Entries provided >>
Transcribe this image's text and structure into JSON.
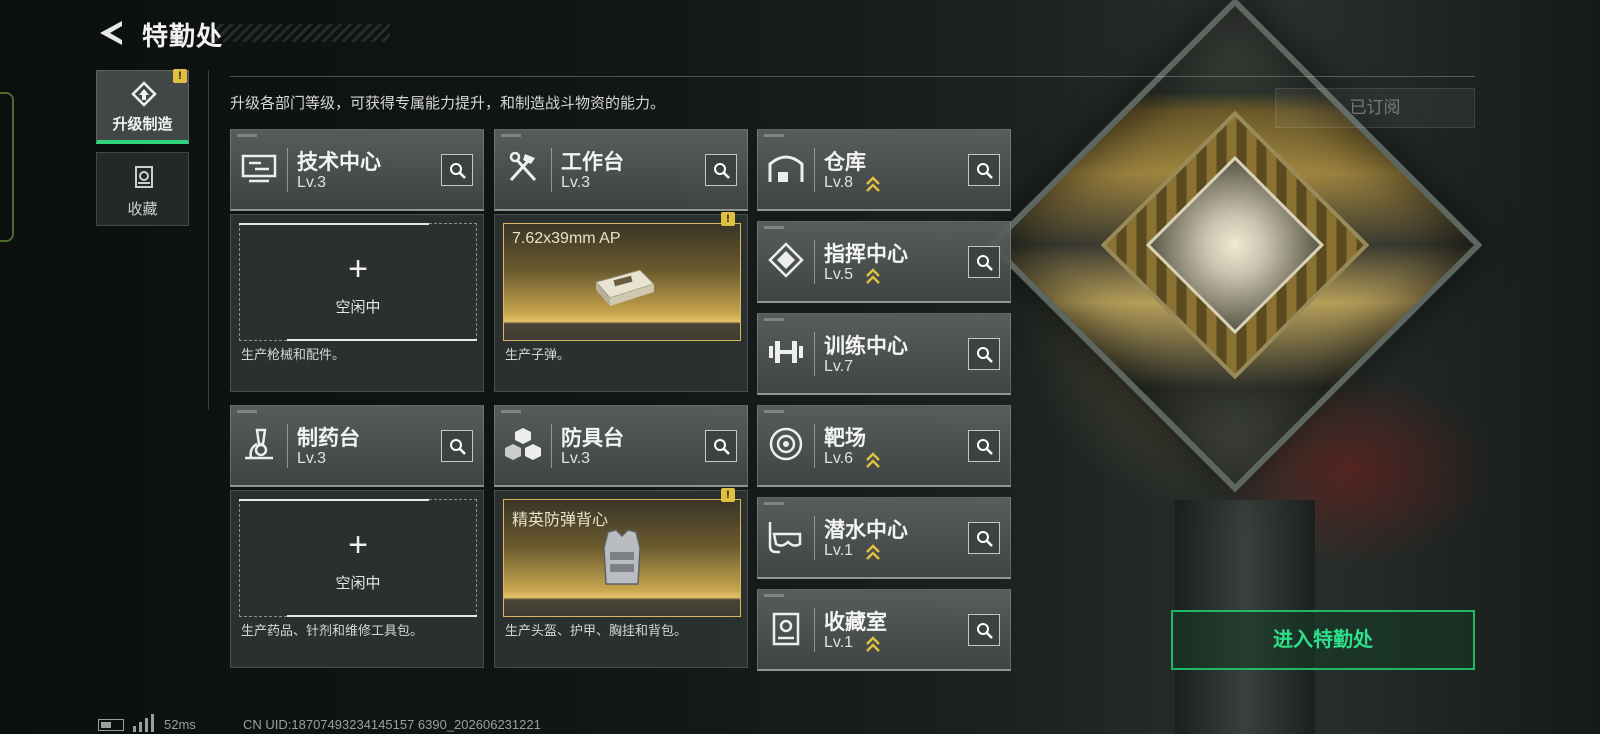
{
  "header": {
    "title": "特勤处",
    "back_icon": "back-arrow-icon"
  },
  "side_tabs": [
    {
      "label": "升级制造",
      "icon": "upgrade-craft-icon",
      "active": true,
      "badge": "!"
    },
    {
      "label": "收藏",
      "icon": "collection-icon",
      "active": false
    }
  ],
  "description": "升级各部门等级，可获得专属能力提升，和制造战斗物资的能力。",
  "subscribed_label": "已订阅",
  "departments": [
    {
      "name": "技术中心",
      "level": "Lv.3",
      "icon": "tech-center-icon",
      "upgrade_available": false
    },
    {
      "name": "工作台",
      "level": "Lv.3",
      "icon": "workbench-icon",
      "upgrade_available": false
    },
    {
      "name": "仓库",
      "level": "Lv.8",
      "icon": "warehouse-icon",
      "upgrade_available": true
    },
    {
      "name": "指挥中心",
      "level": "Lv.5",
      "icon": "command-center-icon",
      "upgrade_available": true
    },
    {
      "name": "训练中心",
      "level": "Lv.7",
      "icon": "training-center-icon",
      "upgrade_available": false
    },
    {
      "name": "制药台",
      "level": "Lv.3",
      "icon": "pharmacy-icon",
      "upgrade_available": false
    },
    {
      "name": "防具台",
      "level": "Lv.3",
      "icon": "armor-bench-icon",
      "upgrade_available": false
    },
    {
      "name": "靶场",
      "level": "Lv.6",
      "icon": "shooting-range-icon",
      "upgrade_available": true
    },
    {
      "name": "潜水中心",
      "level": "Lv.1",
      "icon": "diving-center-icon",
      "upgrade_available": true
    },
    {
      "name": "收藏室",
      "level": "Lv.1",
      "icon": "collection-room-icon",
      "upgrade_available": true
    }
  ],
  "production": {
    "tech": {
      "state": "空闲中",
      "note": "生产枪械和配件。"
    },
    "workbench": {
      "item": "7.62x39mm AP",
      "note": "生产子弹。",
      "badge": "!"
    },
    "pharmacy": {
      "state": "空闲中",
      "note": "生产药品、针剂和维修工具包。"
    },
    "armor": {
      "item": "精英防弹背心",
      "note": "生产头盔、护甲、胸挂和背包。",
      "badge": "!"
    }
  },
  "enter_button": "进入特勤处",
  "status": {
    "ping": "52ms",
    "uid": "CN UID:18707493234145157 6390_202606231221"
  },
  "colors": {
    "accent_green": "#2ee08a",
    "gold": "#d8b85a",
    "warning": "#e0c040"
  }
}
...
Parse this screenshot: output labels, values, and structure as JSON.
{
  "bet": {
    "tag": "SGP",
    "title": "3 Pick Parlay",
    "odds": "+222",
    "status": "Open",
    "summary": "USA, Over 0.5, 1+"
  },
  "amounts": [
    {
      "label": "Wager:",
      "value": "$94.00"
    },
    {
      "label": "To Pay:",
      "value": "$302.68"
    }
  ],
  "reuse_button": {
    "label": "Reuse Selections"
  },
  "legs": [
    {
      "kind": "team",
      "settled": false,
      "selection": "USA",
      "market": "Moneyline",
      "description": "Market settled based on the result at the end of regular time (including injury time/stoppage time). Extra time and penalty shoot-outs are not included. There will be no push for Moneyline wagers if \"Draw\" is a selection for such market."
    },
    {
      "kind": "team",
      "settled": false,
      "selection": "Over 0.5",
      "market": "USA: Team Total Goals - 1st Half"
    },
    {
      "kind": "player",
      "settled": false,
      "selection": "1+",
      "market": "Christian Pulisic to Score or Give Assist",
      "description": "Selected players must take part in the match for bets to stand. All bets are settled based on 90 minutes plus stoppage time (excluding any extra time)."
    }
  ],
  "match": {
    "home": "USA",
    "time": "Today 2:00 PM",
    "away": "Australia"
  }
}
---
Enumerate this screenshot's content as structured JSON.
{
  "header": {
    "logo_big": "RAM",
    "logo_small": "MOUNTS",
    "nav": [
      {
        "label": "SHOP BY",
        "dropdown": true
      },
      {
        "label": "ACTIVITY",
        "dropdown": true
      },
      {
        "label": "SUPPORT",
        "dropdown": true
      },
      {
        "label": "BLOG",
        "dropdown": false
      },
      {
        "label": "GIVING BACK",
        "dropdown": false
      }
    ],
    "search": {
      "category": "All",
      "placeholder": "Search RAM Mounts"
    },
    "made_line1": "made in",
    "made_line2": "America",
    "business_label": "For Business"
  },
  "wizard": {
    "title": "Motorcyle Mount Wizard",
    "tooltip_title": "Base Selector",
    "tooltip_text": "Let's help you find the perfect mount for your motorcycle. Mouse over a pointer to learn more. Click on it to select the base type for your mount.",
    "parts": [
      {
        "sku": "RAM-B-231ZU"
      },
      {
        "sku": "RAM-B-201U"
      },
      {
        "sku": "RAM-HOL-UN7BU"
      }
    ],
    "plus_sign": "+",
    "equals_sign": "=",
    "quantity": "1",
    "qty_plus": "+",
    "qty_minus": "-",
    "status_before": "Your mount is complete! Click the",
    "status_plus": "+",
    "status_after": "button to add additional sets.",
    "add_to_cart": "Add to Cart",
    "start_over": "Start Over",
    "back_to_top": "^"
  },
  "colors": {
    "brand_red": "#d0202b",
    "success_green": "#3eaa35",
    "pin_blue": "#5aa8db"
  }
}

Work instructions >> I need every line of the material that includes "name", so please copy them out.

Answer to the problem >>
      "name": "技术中心",
      "name": "工作台",
      "name": "仓库",
      "name": "指挥中心",
      "name": "训练中心",
      "name": "制药台",
      "name": "防具台",
      "name": "靶场",
      "name": "潜水中心",
      "name": "收藏室",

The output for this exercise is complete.